From the Stoics I'm attaching most to the 'happy accidents'. That in painting, as in life, there are things that happen that are (more or less) out of our control, and that we ought to accept and work with them. Trying to fight them in the painting will lead to a muddle of color, to frustration and ultimately to a less successful life (in the eudaimonia/flourishing sense). He doesn't go quite as far as to say to be unattached to the world or your painting, but just to accept what might happen.
In the Asian realm, one thing that Bob talks about quite a bit is the power a painter does have in 'their world' from simple actions. The whole technique is intended to make paintings that look like they take a great deal of effort but in truth can be done in a half-hour. One specific reference to power that stands out is when he is making mountains and uses a single stroke of highlight color to move a mountain from the foreground to the background. In addition to thinking it's the coolest thing since the invention of oil paints, he often mentions that we have the power to "move mountains". I'm reminded of rhetoric in the Huainanzi that roughly says that incredibly simple actions can often have a huge effect, much more so than forced, major ones.

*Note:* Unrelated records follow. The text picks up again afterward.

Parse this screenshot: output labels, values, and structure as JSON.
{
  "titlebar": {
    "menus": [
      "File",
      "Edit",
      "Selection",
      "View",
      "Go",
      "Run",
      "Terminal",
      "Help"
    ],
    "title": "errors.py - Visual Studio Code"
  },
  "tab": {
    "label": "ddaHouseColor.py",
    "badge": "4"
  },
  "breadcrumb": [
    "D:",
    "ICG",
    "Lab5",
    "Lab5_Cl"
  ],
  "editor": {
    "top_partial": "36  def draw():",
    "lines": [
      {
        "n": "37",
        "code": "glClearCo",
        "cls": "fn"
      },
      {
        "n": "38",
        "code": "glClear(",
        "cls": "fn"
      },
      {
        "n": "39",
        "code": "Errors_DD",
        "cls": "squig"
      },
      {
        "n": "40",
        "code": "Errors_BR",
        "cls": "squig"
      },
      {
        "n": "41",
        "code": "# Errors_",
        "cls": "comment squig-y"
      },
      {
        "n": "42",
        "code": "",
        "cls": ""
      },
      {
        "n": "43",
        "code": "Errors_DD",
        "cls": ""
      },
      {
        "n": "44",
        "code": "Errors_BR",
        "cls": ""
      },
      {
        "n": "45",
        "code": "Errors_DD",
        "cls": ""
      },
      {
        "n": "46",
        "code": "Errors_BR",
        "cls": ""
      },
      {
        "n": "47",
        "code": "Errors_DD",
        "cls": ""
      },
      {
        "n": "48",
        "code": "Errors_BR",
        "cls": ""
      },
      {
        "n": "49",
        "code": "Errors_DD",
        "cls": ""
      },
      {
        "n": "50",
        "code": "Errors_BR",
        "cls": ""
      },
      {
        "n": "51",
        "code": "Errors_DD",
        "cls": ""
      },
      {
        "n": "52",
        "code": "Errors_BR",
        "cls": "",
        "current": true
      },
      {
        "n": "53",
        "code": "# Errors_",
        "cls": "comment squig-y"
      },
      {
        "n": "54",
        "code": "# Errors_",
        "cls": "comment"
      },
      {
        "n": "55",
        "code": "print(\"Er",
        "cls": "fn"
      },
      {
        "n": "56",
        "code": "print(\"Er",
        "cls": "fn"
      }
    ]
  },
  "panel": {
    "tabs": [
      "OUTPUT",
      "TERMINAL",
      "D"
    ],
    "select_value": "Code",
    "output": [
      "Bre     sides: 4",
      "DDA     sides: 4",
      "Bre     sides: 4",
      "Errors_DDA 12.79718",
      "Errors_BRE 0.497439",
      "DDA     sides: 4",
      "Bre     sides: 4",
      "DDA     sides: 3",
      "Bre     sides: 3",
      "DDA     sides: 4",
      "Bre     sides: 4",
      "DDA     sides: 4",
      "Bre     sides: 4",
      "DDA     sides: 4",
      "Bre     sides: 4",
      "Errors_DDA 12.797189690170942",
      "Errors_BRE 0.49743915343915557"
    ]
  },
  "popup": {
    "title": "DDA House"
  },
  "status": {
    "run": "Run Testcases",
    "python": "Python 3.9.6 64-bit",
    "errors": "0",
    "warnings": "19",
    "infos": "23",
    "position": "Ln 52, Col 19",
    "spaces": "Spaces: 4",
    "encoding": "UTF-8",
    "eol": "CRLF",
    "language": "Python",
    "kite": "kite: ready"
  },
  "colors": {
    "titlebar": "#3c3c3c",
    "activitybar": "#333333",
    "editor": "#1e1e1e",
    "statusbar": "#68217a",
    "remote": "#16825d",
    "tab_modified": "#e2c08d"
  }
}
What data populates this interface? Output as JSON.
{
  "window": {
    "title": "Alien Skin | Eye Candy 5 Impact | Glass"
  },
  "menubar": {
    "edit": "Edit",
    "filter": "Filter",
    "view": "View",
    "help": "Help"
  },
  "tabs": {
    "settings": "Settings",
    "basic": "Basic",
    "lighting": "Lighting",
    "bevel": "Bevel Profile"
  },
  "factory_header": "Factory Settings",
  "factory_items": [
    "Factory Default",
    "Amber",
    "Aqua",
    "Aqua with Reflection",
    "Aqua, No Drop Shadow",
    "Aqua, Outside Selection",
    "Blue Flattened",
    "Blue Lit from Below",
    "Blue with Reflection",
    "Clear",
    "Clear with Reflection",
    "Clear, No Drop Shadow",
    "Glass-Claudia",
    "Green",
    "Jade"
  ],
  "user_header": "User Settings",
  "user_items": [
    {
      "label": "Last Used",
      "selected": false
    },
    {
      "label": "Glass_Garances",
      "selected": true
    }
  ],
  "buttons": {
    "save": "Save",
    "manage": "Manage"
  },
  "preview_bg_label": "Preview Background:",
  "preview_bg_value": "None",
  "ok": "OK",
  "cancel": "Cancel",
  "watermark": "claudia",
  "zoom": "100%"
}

I know I'm glossing over a lot and summarizing quite a bit with these. For those familiar with these (or other) traditions, am I totally off base here? Do you have more to add? I don't think he was doing it on purpose, not that he was unintelligent just that he wasn't concerned with being philosophical.
via Reddit: Link